|"...if it wasn't that I needed a good night's sleep I would have read this book in one sitting. IT IS TRULY EXCELLENT. I never thought I would be so enchanted by a book on blood pressure ... I hope every doctor and patient reads it." C. E. Mills PhD.|
Blood pressure is the pressure produced when your heart pumps blood into the arteries of the body. Your blood needs to be under pressure to move it forward so that the arteries can carry it to the organs, tissues and cells of the body (arteries carry blood away from the heart, veins generally carry blood towards the heart). As the heart beats, the pressure rises to a maximum level, called the systolic blood pressure, and as it relaxes, it falls to a minimum level called the diastolic blood pressure. When your doctor tells you that you have a blood pressure of 120 over 80 (written 120/80) it means your systolic blood pressure is 120 and your diastolic blood pressure is 80 millimetres of mercury; that is, your blood pressure is rising to a maximum of 120 millimetres of mercury as the heart beats, and falling to a minimum of 80 millimeters of mercury as the heart relaxes.
Why does the pressure not fall to zero when the heart relaxes?
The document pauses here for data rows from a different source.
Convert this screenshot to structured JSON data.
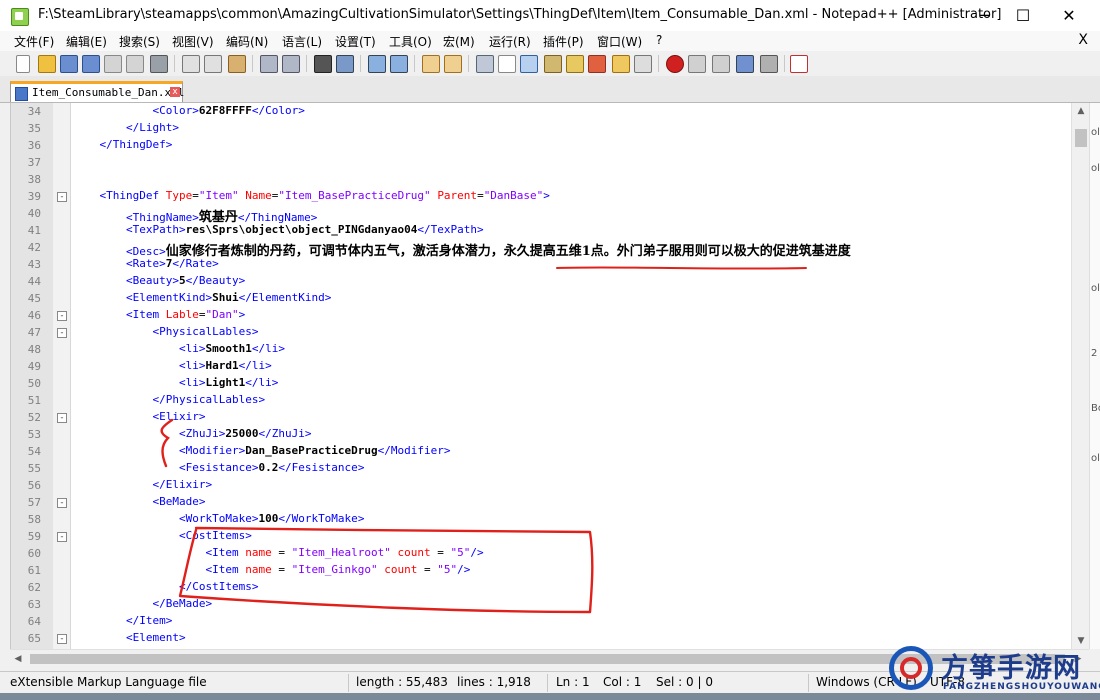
{
  "window": {
    "title": "F:\\SteamLibrary\\steamapps\\common\\AmazingCultivationSimulator\\Settings\\ThingDef\\Item\\Item_Consumable_Dan.xml - Notepad++ [Administrator]",
    "minimize": "─",
    "maximize": "☐",
    "close": "✕"
  },
  "menu": {
    "items": [
      "文件(F)",
      "编辑(E)",
      "搜索(S)",
      "视图(V)",
      "编码(N)",
      "语言(L)",
      "设置(T)",
      "工具(O)",
      "宏(M)",
      "运行(R)",
      "插件(P)",
      "窗口(W)",
      "?"
    ],
    "close_doc": "X"
  },
  "tab": {
    "label": "Item_Consumable_Dan.xml",
    "close": "x"
  },
  "editor": {
    "lines": [
      {
        "n": "34",
        "fold": "",
        "code": "            <Color>62F8FFFF</Color>"
      },
      {
        "n": "35",
        "fold": "",
        "code": "        </Light>"
      },
      {
        "n": "36",
        "fold": "",
        "code": "    </ThingDef>"
      },
      {
        "n": "37",
        "fold": "",
        "code": ""
      },
      {
        "n": "38",
        "fold": "",
        "code": ""
      },
      {
        "n": "39",
        "fold": "-",
        "code": "    <ThingDef Type=\"Item\" Name=\"Item_BasePracticeDrug\" Parent=\"DanBase\">"
      },
      {
        "n": "40",
        "fold": "",
        "code": "        <ThingName>筑基丹</ThingName>"
      },
      {
        "n": "41",
        "fold": "",
        "code": "        <TexPath>res\\Sprs\\object\\object_PINGdanyao04</TexPath>"
      },
      {
        "n": "42",
        "fold": "",
        "code": "        <Desc>仙家修行者炼制的丹药，可调节体内五气，激活身体潜力，永久提高五维1点。外门弟子服用则可以极大的促进筑基进度"
      },
      {
        "n": "43",
        "fold": "",
        "code": "        <Rate>7</Rate>"
      },
      {
        "n": "44",
        "fold": "",
        "code": "        <Beauty>5</Beauty>"
      },
      {
        "n": "45",
        "fold": "",
        "code": "        <ElementKind>Shui</ElementKind>"
      },
      {
        "n": "46",
        "fold": "-",
        "code": "        <Item Lable=\"Dan\">"
      },
      {
        "n": "47",
        "fold": "-",
        "code": "            <PhysicalLables>"
      },
      {
        "n": "48",
        "fold": "",
        "code": "                <li>Smooth1</li>"
      },
      {
        "n": "49",
        "fold": "",
        "code": "                <li>Hard1</li>"
      },
      {
        "n": "50",
        "fold": "",
        "code": "                <li>Light1</li>"
      },
      {
        "n": "51",
        "fold": "",
        "code": "            </PhysicalLables>"
      },
      {
        "n": "52",
        "fold": "-",
        "code": "            <Elixir>"
      },
      {
        "n": "53",
        "fold": "",
        "code": "                <ZhuJi>25000</ZhuJi>"
      },
      {
        "n": "54",
        "fold": "",
        "code": "                <Modifier>Dan_BasePracticeDrug</Modifier>"
      },
      {
        "n": "55",
        "fold": "",
        "code": "                <Fesistance>0.2</Fesistance>"
      },
      {
        "n": "56",
        "fold": "",
        "code": "            </Elixir>"
      },
      {
        "n": "57",
        "fold": "-",
        "code": "            <BeMade>"
      },
      {
        "n": "58",
        "fold": "",
        "code": "                <WorkToMake>100</WorkToMake>"
      },
      {
        "n": "59",
        "fold": "-",
        "code": "                <CostItems>"
      },
      {
        "n": "60",
        "fold": "",
        "code": "                    <Item name = \"Item_Healroot\" count = \"5\"/>"
      },
      {
        "n": "61",
        "fold": "",
        "code": "                    <Item name = \"Item_Ginkgo\" count = \"5\"/>"
      },
      {
        "n": "62",
        "fold": "",
        "code": "                </CostItems>"
      },
      {
        "n": "63",
        "fold": "",
        "code": "            </BeMade>"
      },
      {
        "n": "64",
        "fold": "",
        "code": "        </Item>"
      },
      {
        "n": "65",
        "fold": "-",
        "code": "        <Element>"
      }
    ]
  },
  "right_strip": [
    "ol",
    "ol",
    "ol",
    "2",
    "Bo",
    "ol"
  ],
  "status": {
    "file_type": "eXtensible Markup Language file",
    "length": "length : 55,483",
    "lines": "lines : 1,918",
    "ln": "Ln : 1",
    "col": "Col : 1",
    "sel": "Sel : 0 | 0",
    "eol": "Windows (CR LF)",
    "encoding": "UTF-8"
  },
  "watermark": {
    "text": "方箏手游网",
    "sub": "FANGZHENGSHOUYOUWANG"
  },
  "colors": {
    "tag": "#0000ff",
    "attr": "#ff0000",
    "value": "#8000ff",
    "annotation": "#e0201a",
    "tab_accent": "#f7a723"
  }
}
This is because of the elasticity of the arterial walls. Imagine you are blowing up a rubber balloon. You force air into the balloon. When you stop blowing and take your mouth away the air is forced back as the balloon deflates, because of the elastic nature of the rubber. If you close the opening with your fingers, the air remains under pressure inside. The great arteries of the body behave somewhat like the balloon. They are stretched when the heart contracts, and by 'springing back' after the heartbeat, they cause the blood to remain under pressure. This residual pressure is what we call the diastolic pressure.
What is the significance of systolic and diastolic blood pressure?
When you are exercising, or under mental stress, it is your systolic blood pressure which changes first. Changes in diastolic blood pressure occur more gradually and more evenly. Doctors have therefore assumed that a series of diastolic blood pressure readings will give a better indication of your average blood pressure, than a series of systolic readings. They have put more emphasis on diastolic blood pressure when evaluating your risk of stroke or heart disease.
Recently however, some studies have suggested systolic blood pressure is important too, and it is now generally agreed that 'systolic hypertension' (a series of readings in which systolic blood pressure is found to be raised most of the time, diastolic being normal) should be treated.
Keeping the blood pressure at appropriate levels is an exquisite example of the body's ability to maintain its internal constancy (homeostasis). In the great vessels of the body, the aorta and the carotid arteries, are tiny pressure receptors, called baroreceptors, which monitor, second by second, the pressure within the artery walls. These send messages to a part of the brain, the brain stem. There the messages are processed and result in nerve impulses being sent to the heart, telling it either to speed up or slow down, or increase or decrease its force of contraction. Other messages are also sent to the smooth muscles of arterioles telling them to contract or relax, while still others are received from and sent back to the kidneys which have a part to play in the control of blood pressure through the secretion of a hormone called renin. This is a simplified picture only. Cardiac peptides and hormones within the blood vessel wall are among numerous other checks and balances in a complex neural and hormonal interplay. The common final pathway is our blood pressure being at the right level for the moment, every minute of the day.